It’s common for board directors to serve on more than one board. Nominating committees should be concerned about overboarding, which refers to board directors who serve on multiple boards. Most governance experts frown on board directors who serve on more than four or five boards.
Step #7: Use Technology to Identify Board Candidates Efficiently
Diligent Corporation developed an innovative resource to assist boards in planning for board composition with the Diligent Nominations tool.
Diligent Corporation recognizes that it’s more complicated to get board composition right than it used to be. Diligent Nominations gives nominating and governance committees access to data and analytics to help them identify opportunities to improve the board. The tool opens the door to the largest global governance data set for boards so they stay current with opportunities and can reduce governance risks.
Diligent Nominations opens up access to a search and connect process of over 125,000 profiles of board directors and executives from over 5,500 companies. The results come from 24 global markets and 40 indexes. The tool makes easy work of the search process, with granular filters for experience, demographics, region, sector and discipline.
The tool is a valuable resource for comparing candidates against your board skills matrix to gain insights into the board’s strengths and weaknesses. Also, the tool helps to identify director interlocks and problems with director overboarding.
The Nominations tool is integrated directly into your Diligent platform.
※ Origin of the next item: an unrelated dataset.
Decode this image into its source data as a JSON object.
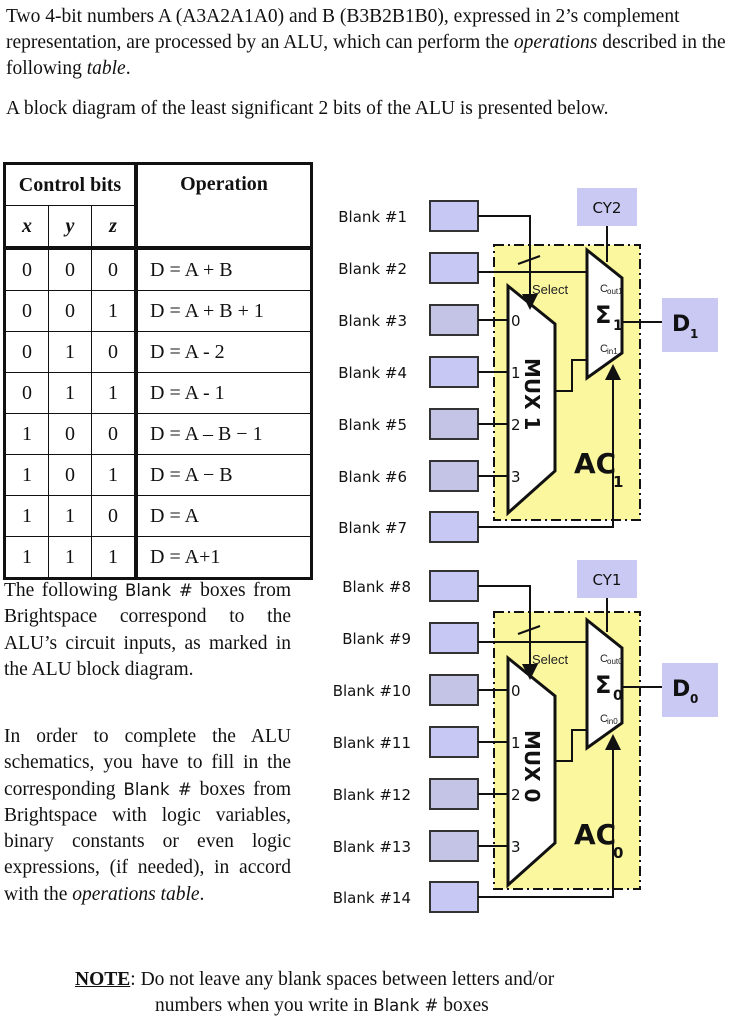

Nomination and Governance committees can gain instant insights into their board’s composition, benchmark against competitors and support their executive search firm to identify potential candidates.
Optimizing Board Composition & Board Diversity
In setting up the most diverse, experienced board, you’re setting up your board for success. Outside experience and diverse perspectives will help your company avoid problems and take advantage of opportunities. It’s vital for nominating and governance committees to choose their board directors wisely because it helps guide the company toward growth and prosperity.